RYTHM Foundation promotes sanitation and hygiene in rural India
The World Health Organization estimates that four per cent of all deaths in the world are caused by diseases resulting from contaminated drinking water sources, lack of sanitation and poor hygiene practices. In recent years, a lot of effort has been made to promote awareness of the importance of handwashing and proper hygiene, especially in rural areas.
Proper handwashing requires access to soap and clean water and this is a major problem in poor communities due to a lack of awareness and financial capacity to purchase soaps regularly.
To address this issue and to bridge the gap, RYTHM Foundation has partnered with Parinaama Development Foundation to support their low-cost soap production unit in rural Bihar, India.
The strategy involves understanding the interlinkages of the multiple social factors that impact health. Phase I of the project began with training women and establishing the soap-making unit, while phase II began with the production of soaps for the local community coupled with a social-behaviour change communications campaign.
“In the first six months of the project, we had trained over 35 women on soap production,” Parinaama’s founder and director Dr Madhavi Panda said.
To ensure better success in promoting behavior change, Dr Madhavi’s team carried out several campaigns that were a mix of interpersonal communication, door-to-door visits, stickers, posters, leaflets, demonstrations and discussions at different village events.
“The target audience comprised more than 700 women, adolescents and children with the key message focused on the importance of handwashing with soap, aspects of hygiene and sanitation,” she said.
The soap making unit comprises four women who were a part of the training programme and employed now by Parinaama on a full-time basis.
The team engages in the production of low-cost, herbal soaps weighing 60 gms, for sale and distribution in the local community. Over 2800 soaps have been manufactured and sold till now, including 1200 soaps that are distributed free of cost.
“We have also been experimenting with expensive varieties using goats’ milk and shea butter base, weighing 100-150 grams.
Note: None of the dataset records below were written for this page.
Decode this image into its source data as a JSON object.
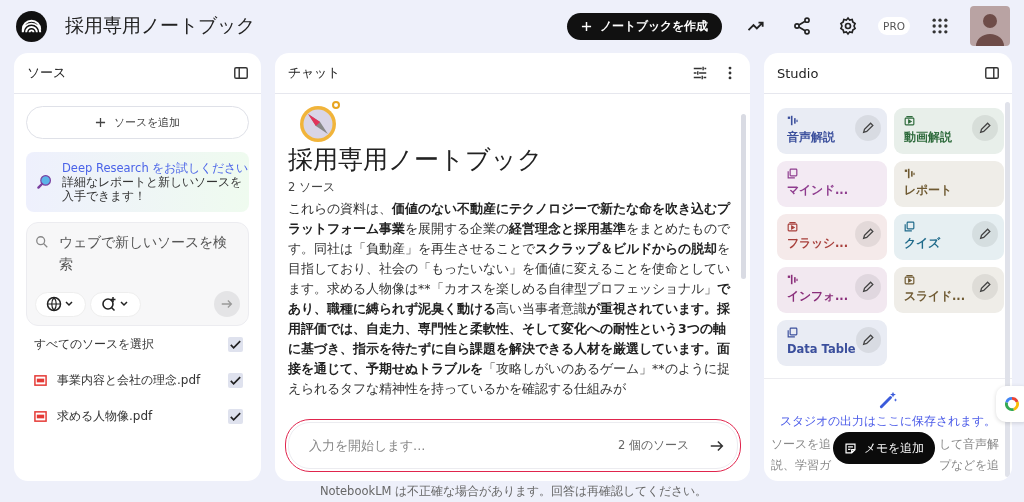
{
  "header": {
    "title": "採用専用ノートブック",
    "create_button": "ノートブックを作成",
    "plan_badge": "PRO"
  },
  "sources": {
    "title": "ソース",
    "add_button": "ソースを追加",
    "promo": {
      "link": "Deep Research をお試しください",
      "text": "詳細なレポートと新しいソースを入手できます！"
    },
    "search": {
      "placeholder": "ウェブで新しいソースを検索"
    },
    "select_all": {
      "label": "すべてのソースを選択",
      "checked": true
    },
    "items": [
      {
        "name": "事業内容と会社の理念.pdf",
        "checked": true
      },
      {
        "name": "求める人物像.pdf",
        "checked": true
      }
    ]
  },
  "chat": {
    "title": "チャット",
    "notebook_title": "採用専用ノートブック",
    "source_count": "2 ソース",
    "summary": [
      {
        "text": "これらの資料は、",
        "bold": false
      },
      {
        "text": "価値のない不動産にテクノロジーで新たな命を吹き込むプラットフォーム事業",
        "bold": true
      },
      {
        "text": "を展開する企業の",
        "bold": false
      },
      {
        "text": "経営理念と採用基準",
        "bold": true
      },
      {
        "text": "をまとめたものです。同社は「負動産」を再生させることで",
        "bold": false
      },
      {
        "text": "スクラップ＆ビルドからの脱却",
        "bold": true
      },
      {
        "text": "を目指しており、社会の「もったいない」を価値に変えることを使命としています。求める人物像は**「カオスを楽しめる自律型プロフェッショナル」",
        "bold": false
      },
      {
        "text": "であり、職種に縛られず泥臭く動ける",
        "bold": true
      },
      {
        "text": "高い当事者意識",
        "bold": false
      },
      {
        "text": "が重視されています。採用評価では、自走力、専門性と柔軟性、そして変化への耐性という3つの軸に基づき、指示を待たずに自ら課題を解決できる人材を厳選しています。面接を通じて、予期せぬトラブルを",
        "bold": true
      },
      {
        "text": "「攻略しがいのあるゲーム」**のように捉えられるタフな精神性を持っているかを確認する仕組みが",
        "bold": false
      }
    ],
    "input": {
      "placeholder": "入力を開始します...",
      "source_count": "2 個のソース"
    },
    "disclaimer": "NotebookLM は不正確な場合があります。回答は再確認してください。"
  },
  "studio": {
    "title": "Studio",
    "tools": [
      {
        "label": "音声解説",
        "color": "#3b4f9c",
        "editable": true
      },
      {
        "label": "動画解説",
        "color": "#2e6b3c",
        "editable": true
      },
      {
        "label": "マインド...",
        "color": "#8e3c8e",
        "editable": false
      },
      {
        "label": "レポート",
        "color": "#6f5a32",
        "editable": false
      },
      {
        "label": "フラッシ...",
        "color": "#a8403c",
        "editable": true
      },
      {
        "label": "クイズ",
        "color": "#1f6a8a",
        "editable": true
      },
      {
        "label": "インフォ...",
        "color": "#8a2e7a",
        "editable": true
      },
      {
        "label": "スライド...",
        "color": "#6f5a32",
        "editable": true
      },
      {
        "label": "Data Table",
        "color": "#3b4f9c",
        "editable": true
      }
    ],
    "empty_title": "スタジオの出力はここに保存されます。",
    "empty_text_lines": [
      [
        "ソースを追",
        "して音声解"
      ],
      [
        "説、学習ガ",
        "プなどを追"
      ]
    ],
    "note_button": "メモを追加"
  }
}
The aim is to sell these commercially to hotels and larger stores for the sustainability of the unit and economic empowerment of the women,” Dr Madhavi said.
She said the establishment of the soap unit in the village made a great difference as the people in the area were witnessing soap-making for the first time in their lives.
“The people we reached out to through the campaigns are extremely poor, for whom even Rs. 15 (20 cents) per soap was very difficult to afford,” Dr. Madhavi said.
The door-to-door campaigns with the distribution of leaflets in the Hindi language has impacted the community in a big way. The free distribution of soaps helped to initiate change in at least a few households.
“The willingness to change, is one of the biggest challenges, and we need to engage in a slow but consistent process to get them to adapt and adopt,” she added.
RYTHM Foundation is proud to support this project which reaches out to the poor and underserved communities in rural India. We hope this can promote a better understanding of hygiene and clean practices among the community.